### Goal of the exercise
Count the lines below that contain the word "shejiedu", and report only that number.

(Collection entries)
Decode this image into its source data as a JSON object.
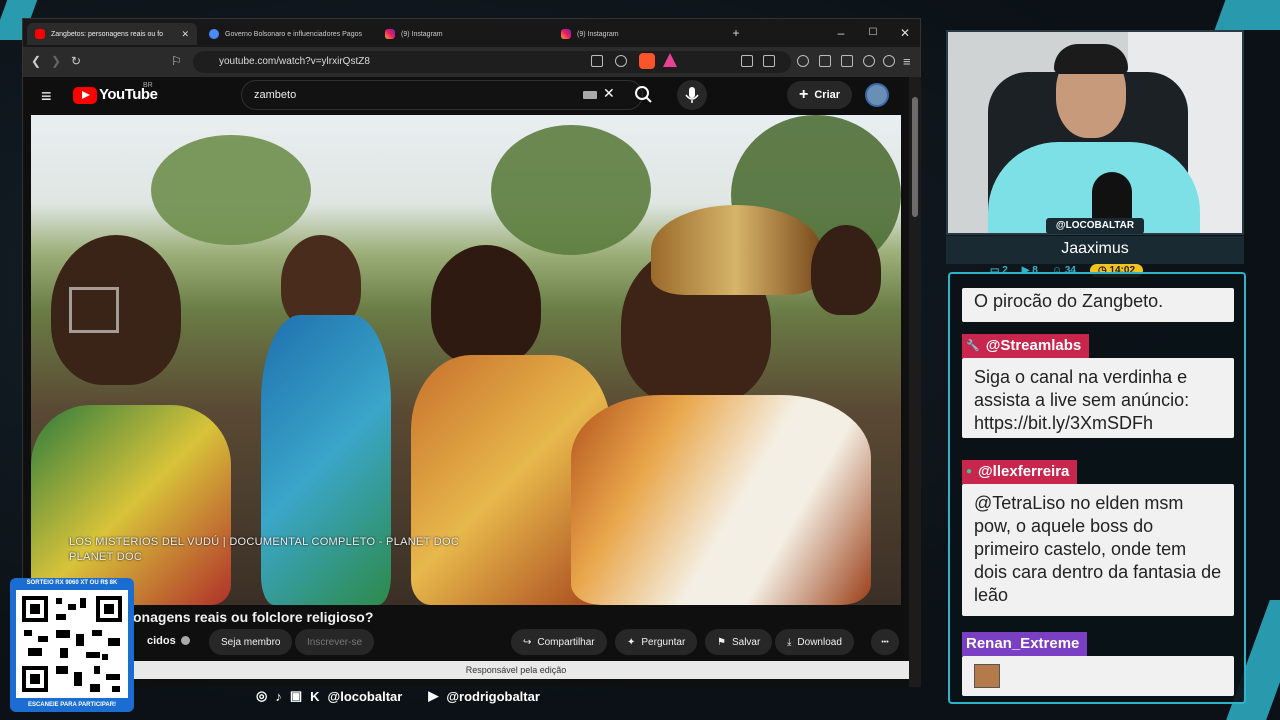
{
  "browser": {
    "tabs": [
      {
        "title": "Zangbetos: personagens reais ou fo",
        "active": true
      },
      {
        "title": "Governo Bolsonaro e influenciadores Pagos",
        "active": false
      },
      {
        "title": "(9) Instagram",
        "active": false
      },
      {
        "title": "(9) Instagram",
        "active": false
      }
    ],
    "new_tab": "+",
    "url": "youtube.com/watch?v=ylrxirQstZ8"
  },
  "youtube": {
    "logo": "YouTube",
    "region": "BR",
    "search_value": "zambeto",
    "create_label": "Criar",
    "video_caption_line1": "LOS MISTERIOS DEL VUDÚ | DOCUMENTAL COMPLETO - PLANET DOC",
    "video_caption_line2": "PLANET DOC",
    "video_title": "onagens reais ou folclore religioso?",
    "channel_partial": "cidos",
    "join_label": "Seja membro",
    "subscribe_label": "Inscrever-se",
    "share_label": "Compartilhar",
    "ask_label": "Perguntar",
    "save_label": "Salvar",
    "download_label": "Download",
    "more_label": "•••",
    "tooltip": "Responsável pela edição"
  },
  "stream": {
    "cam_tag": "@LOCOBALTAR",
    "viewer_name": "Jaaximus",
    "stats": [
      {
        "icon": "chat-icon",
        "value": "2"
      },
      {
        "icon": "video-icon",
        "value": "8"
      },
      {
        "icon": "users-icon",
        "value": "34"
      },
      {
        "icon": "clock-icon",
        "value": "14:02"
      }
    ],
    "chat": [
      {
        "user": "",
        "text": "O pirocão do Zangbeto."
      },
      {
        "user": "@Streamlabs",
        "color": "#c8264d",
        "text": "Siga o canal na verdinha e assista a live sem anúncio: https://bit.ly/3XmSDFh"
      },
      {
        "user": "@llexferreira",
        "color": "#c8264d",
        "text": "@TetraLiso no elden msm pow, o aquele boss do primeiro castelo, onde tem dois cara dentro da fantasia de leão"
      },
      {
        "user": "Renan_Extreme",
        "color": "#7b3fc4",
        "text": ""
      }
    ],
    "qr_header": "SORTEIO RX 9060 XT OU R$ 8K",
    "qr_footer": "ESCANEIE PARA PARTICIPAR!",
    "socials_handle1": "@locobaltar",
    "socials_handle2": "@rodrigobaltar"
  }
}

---

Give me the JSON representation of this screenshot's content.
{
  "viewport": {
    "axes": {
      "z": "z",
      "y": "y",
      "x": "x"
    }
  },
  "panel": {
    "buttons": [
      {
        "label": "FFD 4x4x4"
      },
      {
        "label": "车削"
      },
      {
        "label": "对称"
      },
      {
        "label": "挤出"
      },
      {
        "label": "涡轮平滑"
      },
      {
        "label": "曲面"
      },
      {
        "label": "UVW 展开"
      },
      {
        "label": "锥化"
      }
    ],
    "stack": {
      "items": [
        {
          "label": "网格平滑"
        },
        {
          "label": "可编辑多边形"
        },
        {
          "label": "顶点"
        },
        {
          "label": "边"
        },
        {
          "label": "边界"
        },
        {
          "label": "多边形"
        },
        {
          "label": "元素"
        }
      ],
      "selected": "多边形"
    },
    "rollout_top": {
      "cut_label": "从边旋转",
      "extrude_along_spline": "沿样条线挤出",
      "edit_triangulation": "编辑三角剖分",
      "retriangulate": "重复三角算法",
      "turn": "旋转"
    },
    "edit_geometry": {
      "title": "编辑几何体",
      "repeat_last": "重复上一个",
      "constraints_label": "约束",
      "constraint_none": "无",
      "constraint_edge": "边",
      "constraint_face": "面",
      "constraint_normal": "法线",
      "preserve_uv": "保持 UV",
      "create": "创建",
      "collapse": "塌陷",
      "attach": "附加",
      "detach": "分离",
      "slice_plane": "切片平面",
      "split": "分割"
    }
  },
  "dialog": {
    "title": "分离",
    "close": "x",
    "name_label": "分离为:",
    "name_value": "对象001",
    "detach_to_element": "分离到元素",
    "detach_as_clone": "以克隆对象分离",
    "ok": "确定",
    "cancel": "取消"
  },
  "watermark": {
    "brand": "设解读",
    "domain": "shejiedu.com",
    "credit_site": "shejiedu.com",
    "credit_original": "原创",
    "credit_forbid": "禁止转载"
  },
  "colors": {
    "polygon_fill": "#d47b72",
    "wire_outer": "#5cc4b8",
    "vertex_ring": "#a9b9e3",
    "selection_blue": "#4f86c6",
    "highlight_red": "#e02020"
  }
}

### Task output
2